Conservative political groups included the Militant Clergy Association and the Islamic Coalition Society. Liberal–reformist groups included the Militant Clergy Society, Islamic Iran Participation Front, Construction Executives, and Worker''s House.

The day before the election, the reformist newspapers Yas-e-no and Shargh were banned.

Results e • d 20 February and 7 May 2004 Majlis of Iran election results Orientiation of candidates Seats % of Seats
Conservatives 156 54%
Reformists 39 13%
Independents 31 11%
Elected in second round 59 20%
Armenians recognized minority religion 2
Chaldean and Assyrian Catholic recognized minority religion 1
Jewish recognized minority religion 1
Zoroastrian recognized minority religion 1
Total (Turnout around 50 %) 290
Source: IPU

The preliminary results of the elections showed a victory by the conservatives. A basic comparison of the partial lists indicated that even among the seats where the reformist alliance had a candidate, only 28% (30 out of 107) were elected.

The official turnout was approximately 60%, down from the 2000 election. One of the conservative alliances, Etelaf-e Abadgaran-e Iran-e Eslami, won all of the city''s 30 seats. There are rumors that some voters were transferred to Tehran or other big cities from other areas by some of the parties, and a claim that the Municipality of Tehran, whose mayor backed the same alliance, was advertising for the alliance illegally, using the government''s budget.

Analysis

Political historian Ervand Abrahamian credits the victory of Abadgaran and other conservatives in the 2004 elections (as well as the 2003 and 2005 elections) to the conservatives'' retention of their core base of 25% of the voting population; their recruiting of war veteran candidates; their wooing of independents using the issue of national security; and most of all "because large numbers of women, college students, and other members of the salaried middle class" who make up the reformists'' base of support "stayed home". Pro-reform voters were discouraged by division in the reform movement and by the disqualifying of reform candidates from running for office.

Official statistics (from the Ministry of Interior)

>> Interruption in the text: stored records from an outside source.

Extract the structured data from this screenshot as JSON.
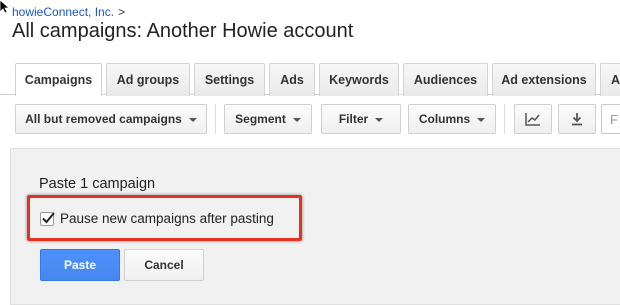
{
  "breadcrumb": {
    "account_link": "howieConnect, Inc.",
    "separator": ">"
  },
  "page_title": "All campaigns: Another Howie account",
  "tabs": [
    {
      "label": "Campaigns"
    },
    {
      "label": "Ad groups"
    },
    {
      "label": "Settings"
    },
    {
      "label": "Ads"
    },
    {
      "label": "Keywords"
    },
    {
      "label": "Audiences"
    },
    {
      "label": "Ad extensions"
    },
    {
      "label": "A"
    }
  ],
  "toolbar": {
    "status_filter": "All but removed campaigns",
    "segment": "Segment",
    "filter": "Filter",
    "columns": "Columns",
    "chart_icon": "line-chart-icon",
    "download_icon": "download-icon",
    "search_partial": "F"
  },
  "paste_panel": {
    "title": "Paste 1 campaign",
    "pause_checkbox_label": "Pause new campaigns after pasting",
    "pause_checked": true,
    "paste_button": "Paste",
    "cancel_button": "Cancel"
  },
  "colors": {
    "link": "#1a55c8",
    "primary_button": "#4d90fe",
    "highlight": "#e5321f",
    "panel_bg": "#f1f1f1"
  }
}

Tags:Ali Larijani, Ali Shamkhani, Assyrian, Audit, Audit Court, Constitution, Cultural Revolution, Elections, Eshaq Jahangiri, Guardian, Guardian Council, Hassan Rouhani, IIPF, Iran, Iran Participation Front, Iranian, Iranian Parliament, Iranian legislative election, Iranian presidential election, Islamic, Islamic Consultative Assembly, Islamic Iran Participation Front, Jewish, Khamenei, Khatami, Mahdavi Kani, Majlis, Mehdi, Mehdi Karroubi, Ministry of Foreign Affairs, Mohammad Khatami, Mohammad-Reza, Mohammad-Reza Khatami, Mohsen Mirdamadi, Parliament, Politics, President, Rafsanjani, Revolution, Rouhani, Semnan, Shirin Ebadi, Supreme Audit Court, Tehran, Wikipedia, Zoroastrian, Zoroastrians

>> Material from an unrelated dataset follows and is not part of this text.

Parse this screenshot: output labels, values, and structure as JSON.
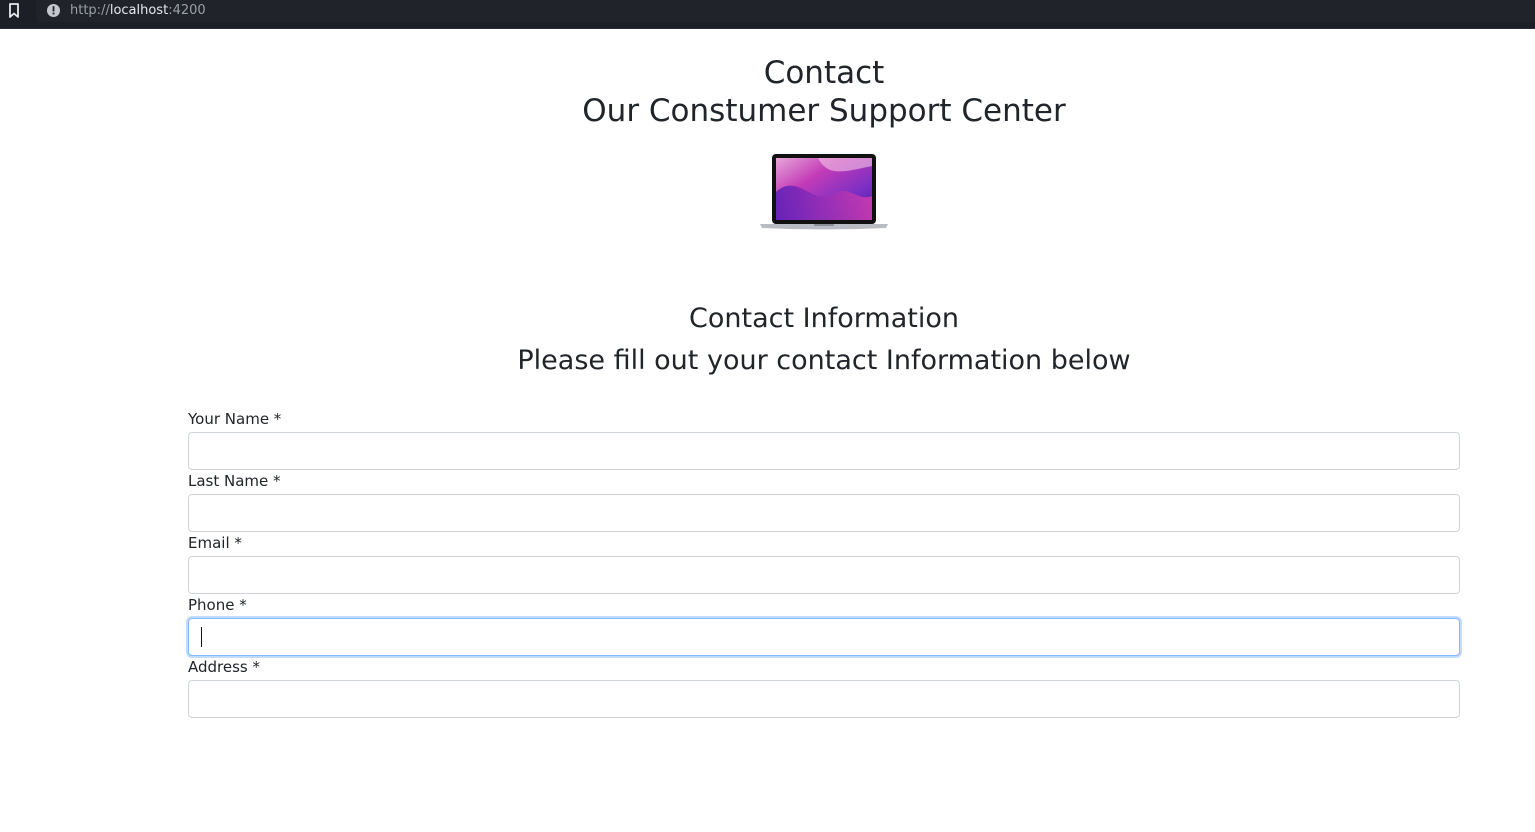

Add definition or comments on Iranian legislative election, 2004

Your Name / Alias:
E-mail:
Definition / Comments
neutral points of view
Source / SEO Backlink:
Anti-Spam Check
Enter text above
Upon approval, your definition will be listed under: Iranian legislative election, 2004





Happy Summer Sale

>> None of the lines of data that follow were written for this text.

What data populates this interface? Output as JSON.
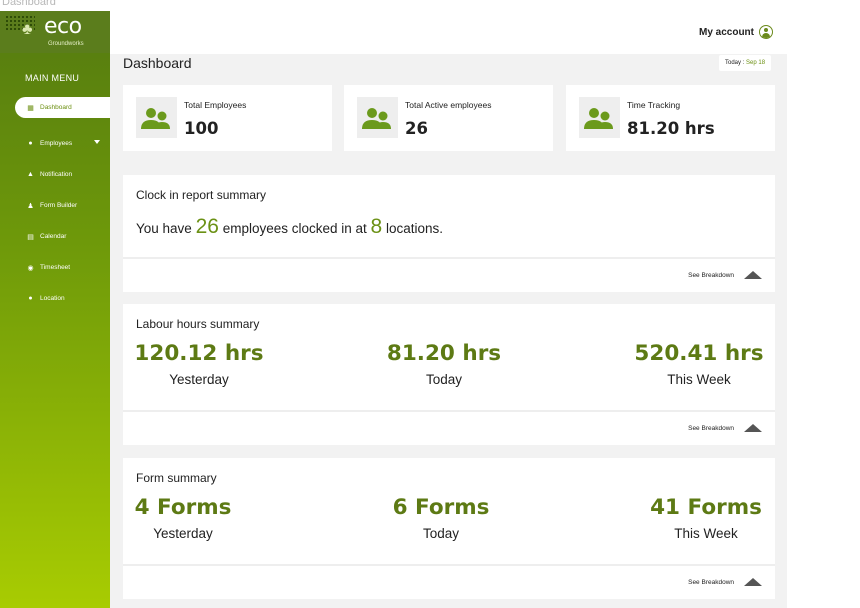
{
  "page_label": "Dashboard",
  "brand": {
    "logo_text": "eco",
    "logo_sub": "Groundworks",
    "logo_icon": "tree-icon"
  },
  "sidebar": {
    "menu_title": "MAIN MENU",
    "items": [
      {
        "label": "Dashboard",
        "icon": "grid-icon",
        "active": true
      },
      {
        "label": "Employees",
        "icon": "user-icon",
        "has_submenu": true
      },
      {
        "label": "Notification",
        "icon": "bell-icon"
      },
      {
        "label": "Form Builder",
        "icon": "person-icon"
      },
      {
        "label": "Calendar",
        "icon": "calendar-icon"
      },
      {
        "label": "Timesheet",
        "icon": "clock-icon"
      },
      {
        "label": "Location",
        "icon": "pin-icon"
      }
    ],
    "gradient": [
      "#547a10",
      "#a8cc02"
    ]
  },
  "header": {
    "account_label": "My account",
    "account_icon": "account-icon"
  },
  "main": {
    "title": "Dashboard",
    "today_prefix": "Today :",
    "today_value": "Sep 18"
  },
  "stats": [
    {
      "label": "Total Employees",
      "value": "100",
      "icon": "people-icon"
    },
    {
      "label": "Total Active employees",
      "value": "26",
      "icon": "people-icon"
    },
    {
      "label": "Time Tracking",
      "value": "81.20 hrs",
      "icon": "people-icon"
    }
  ],
  "clock_report": {
    "title": "Clock in report summary",
    "text_1": "You have",
    "employees": "26",
    "text_2": "employees clocked in at",
    "locations": "8",
    "text_3": "locations.",
    "breakdown": "See Breakdown"
  },
  "labour": {
    "title": "Labour hours summary",
    "items": [
      {
        "value": "120.12 hrs",
        "label": "Yesterday"
      },
      {
        "value": "81.20 hrs",
        "label": "Today"
      },
      {
        "value": "520.41 hrs",
        "label": "This Week"
      }
    ],
    "breakdown": "See Breakdown"
  },
  "forms": {
    "title": "Form summary",
    "items": [
      {
        "value": "4 Forms",
        "label": "Yesterday"
      },
      {
        "value": "6 Forms",
        "label": "Today"
      },
      {
        "value": "41 Forms",
        "label": "This Week"
      }
    ],
    "breakdown": "See Breakdown"
  },
  "colors": {
    "accent": "#6b9115",
    "value_green": "#5d7a14",
    "background": "#f2f2f2"
  }
}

Home About us / Contact    Products    Services    Iranian History Today    Top Iran Links    Iranian B2B Web Directory    Historical Glossary
Copyright @ 2004-2016 fouman.com All Rights Iranian